The river rippled quietly on, nothing but the squeak of the dock, the lap of the water, and the taunt of tree frogs and crickets.

Tearing his T-shirt over his head, he kicked his deck shoes off and dove in, eyes wide to peer beneath the murky depths before he shot up from the water, panic pounding in his chest. “Lacey!” Fear slithered in his mind like algae in the river as he pummeled the waves like a madman, arms pumping as fast as his heart while intermittently shouting her name. God, please …


He jerked in the water, the feel of hands circling from behind unleashing a spasm of both relief and rage. His curse hissed in the air as he spun around. “So help me, Mi—”

She cut him off with a kiss. “Come on, Jack,” she said with a husky giggle, “if a future minister can swear, surely he can go for a moonlight swim with his almost fiancee, can’t he?” She lunged to kiss him again, and he groaned, the press of her body against his a jolting reminder that nothing more than a thin T-shirt and skimpy suit separated his skin from hers.

With a hard shake, he held her at bay, his breathing shallow and fast. “Lacey, I do love you,” he shouted, “but please—I can’t handle this, so if you love me, stop torturing me this way.”

All tease withered away as she stared at him with hurt in her eyes, and he wondered why he was the one who had to feel guilty. “All right, Jack,” she whispered with a frail release of air, allowing him to tug her back toward the dock. When they reached the shallower water, she looped her arms around his neck, face forlorn as he she blinked up. “I’m sorry for being such a brat, it’s just that …” The muscles in her throat convulsed as a mist of tears sprang to her eyes. “Daddy and I had a horrendous fight tonight—the worst ever. He … he said the most vile things imaginable, Jack, and even threatened to kick me out, so I guess I’m feeling like I need to be close to you, you know? Like I need to know that you love me.”

“Aw, Lace, why didn’t tell me sooner?” He brushed wet strands of hair away from her face, his touch tender as he grazed her jaw with his thumb. “Of course I love you, you know that,” he whispered, wishing he could marry her now so he could love her the way that he craved.

Her chest rose and fell. “Usually I do,” she said quietly, but I guess I just need to hear it right now more than usual, you know—and maybe feel it a bit more …?”

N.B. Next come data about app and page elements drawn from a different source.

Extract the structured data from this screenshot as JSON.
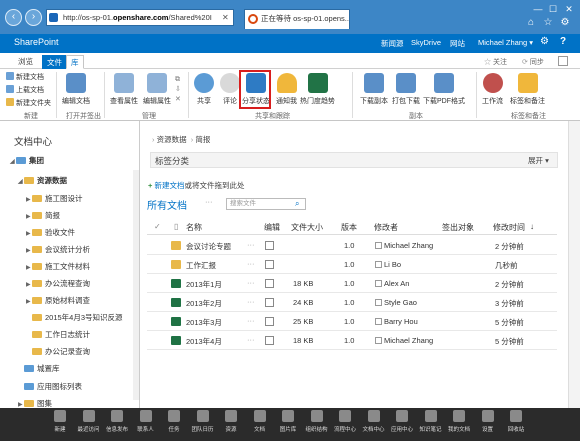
{
  "browser": {
    "url_prefix": "http://os-sp-01.",
    "url_domain": "openshare.com",
    "url_suffix": "/Shared%20I",
    "tab_title": "正在等待 os-sp-01.opens..."
  },
  "suite": {
    "brand": "SharePoint",
    "links": [
      "新闻源",
      "SkyDrive",
      "网站"
    ],
    "user": "Michael Zhang",
    "user_caret": "▾",
    "gear": "⚙",
    "help": "?"
  },
  "ribbon_tabs": [
    "浏览",
    "文件",
    "库"
  ],
  "ribbon_actions": {
    "follow": "关注",
    "sync": "同步"
  },
  "ribbon": {
    "new_small": [
      "新建文档",
      "上载文档",
      "新建文件夹"
    ],
    "buttons": [
      {
        "label": "编辑文档",
        "icon": "edit-doc-icon"
      },
      {
        "label": "查看属性",
        "icon": "view-props-icon"
      },
      {
        "label": "编辑属性",
        "icon": "edit-props-icon"
      },
      {
        "label": "共享",
        "icon": "share-icon"
      },
      {
        "label": "评论",
        "icon": "comment-icon"
      },
      {
        "label": "分享状态",
        "icon": "share-status-icon"
      },
      {
        "label": "通知我",
        "icon": "alert-bell-icon"
      },
      {
        "label": "热门度趋势",
        "icon": "popularity-trends-icon"
      },
      {
        "label": "下载副本",
        "icon": "download-copy-icon"
      },
      {
        "label": "打包下载",
        "icon": "zip-download-icon"
      },
      {
        "label": "下载PDF格式",
        "icon": "download-pdf-icon"
      },
      {
        "label": "工作流",
        "icon": "workflow-icon"
      },
      {
        "label": "标签和备注",
        "icon": "tags-notes-icon"
      }
    ],
    "groups": [
      "新建",
      "打开并签出",
      "管理",
      "共享和跟踪",
      "副本",
      "标签和备注"
    ]
  },
  "leftnav": {
    "title": "文档中心",
    "items": [
      {
        "label": "集团",
        "level": 0,
        "bold": true
      },
      {
        "label": "资源数据",
        "level": 1,
        "bold": true
      },
      {
        "label": "施工图设计",
        "level": 2
      },
      {
        "label": "简报",
        "level": 2
      },
      {
        "label": "验收文件",
        "level": 2
      },
      {
        "label": "会议统计分析",
        "level": 2
      },
      {
        "label": "施工文件材料",
        "level": 2
      },
      {
        "label": "办公流程查询",
        "level": 2
      },
      {
        "label": "原始材料调查",
        "level": 2
      },
      {
        "label": "2015年4月3号知识反源",
        "level": 2
      },
      {
        "label": "工作日志统计",
        "level": 2
      },
      {
        "label": "办公记录查询",
        "level": 2
      },
      {
        "label": "城置库",
        "level": 1
      },
      {
        "label": "应用图标列表",
        "level": 1
      },
      {
        "label": "图集",
        "level": 0
      }
    ]
  },
  "main": {
    "breadcrumb": [
      "资源数据",
      "简报"
    ],
    "breadcrumb_sep": "›",
    "tag_bar": "标签分类",
    "expand": "展开 ▾",
    "new_doc_link": "新建文档",
    "new_doc_rest": "或将文件拖到此处",
    "view_title": "所有文档",
    "view_more": "···",
    "search_placeholder": "搜索文件",
    "columns": [
      "名称",
      "编辑",
      "文件大小",
      "版本",
      "修改者",
      "签出对象",
      "修改时间"
    ],
    "sort_arrow": "↓",
    "rows": [
      {
        "name": "会议讨论专题",
        "type": "folder",
        "size": "",
        "version": "1.0",
        "editor": "Michael Zhang",
        "checkout": "",
        "modified": "2 分钟前"
      },
      {
        "name": "工作汇报",
        "type": "folder",
        "size": "",
        "version": "1.0",
        "editor": "Li Bo",
        "checkout": "",
        "modified": "几秒前"
      },
      {
        "name": "2013年1月",
        "type": "excel",
        "size": "18 KB",
        "version": "1.0",
        "editor": "Alex An",
        "checkout": "",
        "modified": "2 分钟前"
      },
      {
        "name": "2013年2月",
        "type": "excel",
        "size": "24 KB",
        "version": "1.0",
        "editor": "Style Gao",
        "checkout": "",
        "modified": "3 分钟前"
      },
      {
        "name": "2013年3月",
        "type": "excel",
        "size": "25 KB",
        "version": "1.0",
        "editor": "Barry Hou",
        "checkout": "",
        "modified": "5 分钟前"
      },
      {
        "name": "2013年4月",
        "type": "excel",
        "size": "18 KB",
        "version": "1.0",
        "editor": "Michael Zhang",
        "checkout": "",
        "modified": "5 分钟前"
      }
    ]
  },
  "taskbar": [
    "新建",
    "最近访问",
    "信息发布",
    "联系人",
    "任务",
    "团队日历",
    "资源",
    "文档",
    "图片库",
    "组织结构",
    "流程中心",
    "文档中心",
    "应用中心",
    "知识笔记",
    "我的文档",
    "设置",
    "回收站"
  ]
}
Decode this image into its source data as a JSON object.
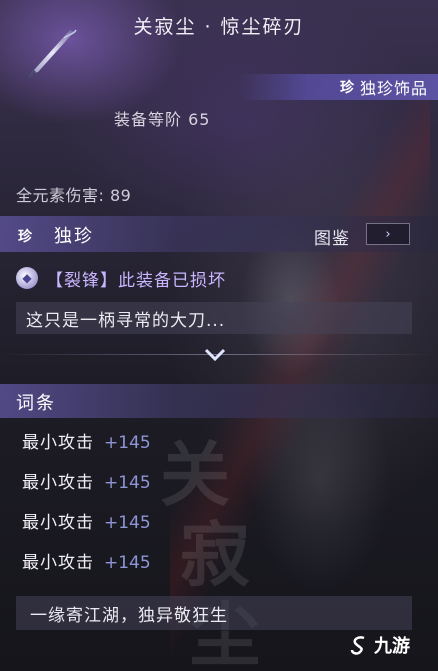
{
  "item": {
    "title": "关寂尘 · 惊尘碎刃",
    "rarity_badge": "珍",
    "rarity_label": "独珍饰品",
    "grade": "装备等阶 65",
    "element_damage": "全元素伤害: 89"
  },
  "rarity_section": {
    "badge": "珍",
    "title": "独珍",
    "atlas_label": "图鉴",
    "atlas_button_glyph": "›",
    "status_text": "【裂锋】此装备已损坏",
    "description": "这只是一柄寻常的大刀..."
  },
  "affix_section": {
    "title": "词条",
    "stats": [
      {
        "name": "最小攻击",
        "value": "+145"
      },
      {
        "name": "最小攻击",
        "value": "+145"
      },
      {
        "name": "最小攻击",
        "value": "+145"
      },
      {
        "name": "最小攻击",
        "value": "+145"
      }
    ]
  },
  "background_calligraphy": [
    "关",
    "寂",
    "尘"
  ],
  "flavor_quote": "一缘寄江湖，独异敬狂生",
  "watermark": {
    "logo_glyph": "S",
    "text": "九游"
  },
  "colors": {
    "accent_purple": "#5a50aa",
    "status_purple": "#c9b6ff",
    "stat_value_blue": "#8e96d8"
  },
  "icons": {
    "weapon": "blade-icon",
    "gem": "gem-icon",
    "expand": "chevron-down-icon"
  }
}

He pulled her close to rest his head on top of hers, exhaling his surrender. He paused, his gaze trailing to the blue lights of the marina that blinked on and off like warning signs in his mind. “Okay,” he said softly, “how ‘bout I uncover my dad’s dory and hold you while we float?”

“Oh, Jack, could we?” She lashed away, eyes lit up like one of Uncle Joe’s gigging lights.

He grinned. “Sure.” He tapped her nose, then tucked a finger to her chin, giving her his best ministerial scowl. “But fully clothed, young lady—both swimsuit and T-shirt firmly in place, and no monkey business, all right?”

She splashed into his arms, almost sinking them both. “Oh, Jack, I love you!” she said with a giggle that softened his heart. Lunging, she took him by surprise with a lip-lock that coiled heat in his belly, making him wish the water was a whole lot colder than it was.

“I know, babe, and I love you too,” he whispered against her hair, his body thrumming from her kiss.

More than you’ll ever know.